Iran, Damascus's main regional ally, has issued stern warnings against any US-led military action targeting Syria, with the latest on Saturday by the head of the elite Revolutionary Guards.
Commander Mohammad Ali Jafari warned that a US strike would trigger "reactions beyond" Syria and would bolster extremism.
"The fact that the Americans believe that military intervention will be limited to within Syrian borders is an illusion; it will provoke reactions beyond that country," Jafari was quoted as saying by ISNA news agency.
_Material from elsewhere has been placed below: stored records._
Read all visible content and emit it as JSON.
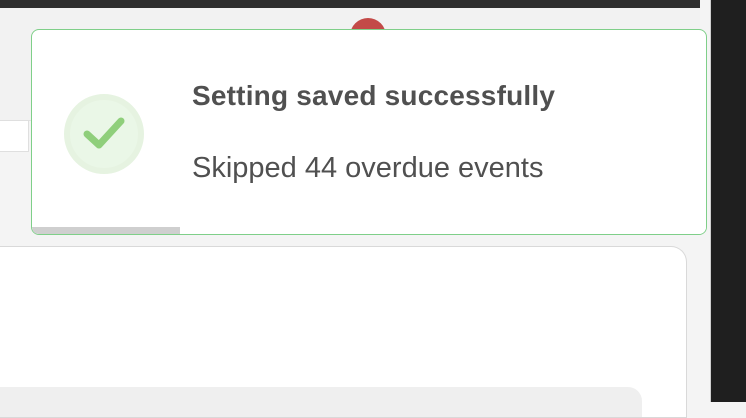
{
  "toast": {
    "title": "Setting saved successfully",
    "message": "Skipped 44 overdue events",
    "status": "success",
    "icon": "check-circle-icon",
    "progress": 0.22,
    "accent_color": "#7fcf89"
  },
  "header": {
    "avatar_color": "#c34a48"
  }
}
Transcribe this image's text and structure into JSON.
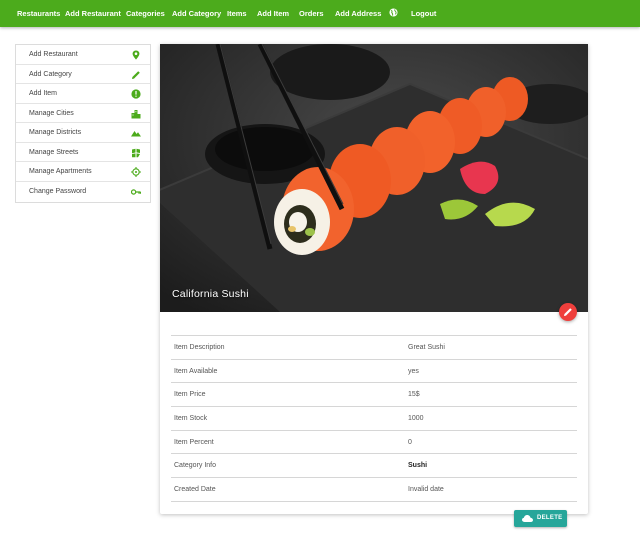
{
  "nav": {
    "items": [
      {
        "label": "Restaurants"
      },
      {
        "label": "Add Restaurant"
      },
      {
        "label": "Categories"
      },
      {
        "label": "Add Category"
      },
      {
        "label": "Items"
      },
      {
        "label": "Add Item"
      },
      {
        "label": "Orders"
      },
      {
        "label": "Add Address"
      }
    ],
    "globe_icon": "globe-icon",
    "logout": "Logout",
    "bg_color": "#4cab1c"
  },
  "sidebar": {
    "items": [
      {
        "label": "Add Restaurant",
        "icon": "map-pin-icon"
      },
      {
        "label": "Add Category",
        "icon": "pencil-icon"
      },
      {
        "label": "Add Item",
        "icon": "info-icon"
      },
      {
        "label": "Manage Cities",
        "icon": "city-icon"
      },
      {
        "label": "Manage Districts",
        "icon": "terrain-icon"
      },
      {
        "label": "Manage Streets",
        "icon": "map-icon"
      },
      {
        "label": "Manage Apartments",
        "icon": "crosshair-icon"
      },
      {
        "label": "Change Password",
        "icon": "key-icon"
      }
    ],
    "icon_color": "#4cab1c"
  },
  "item": {
    "title": "California Sushi",
    "details": [
      {
        "label": "Item Description",
        "value": "Great Sushi"
      },
      {
        "label": "Item Available",
        "value": "yes"
      },
      {
        "label": "Item Price",
        "value": "15$"
      },
      {
        "label": "Item Stock",
        "value": "1000"
      },
      {
        "label": "Item Percent",
        "value": "0"
      },
      {
        "label": "Category Info",
        "value": "Sushi"
      },
      {
        "label": "Created Date",
        "value": "Invalid date"
      }
    ]
  },
  "actions": {
    "delete_label": "DELETE",
    "delete_color": "#26a69a",
    "edit_color": "#ef3f3c"
  }
}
"Just as US interventions in the Islamic world (Afghanistan, Iraq) have bolstered extremism, so will an aggression on Syria reinforce extremism and, as in Iraq and Afghanistan, its results will be pain, massacre and the exodus of the innocent population," he added.
Supreme leader Ayatollah Ali Khamenei has said a strike on Syria would be a "disaster" for the region.
And on Friday, Foreign Minister Mohammad Javad Zarif spoke by telephone with UN special envoy for Syria Lakhdar Brahimi to "warn against any adventurism that will have serious consequences".
Iranian media reported that Zarif also called a dozen European and Arab foreign ministers to "condemn the use of chemical weapons" in Syria, to "criticise the war-mongering (of the US and its allies) and raise concern about the consequences of any military action in the region".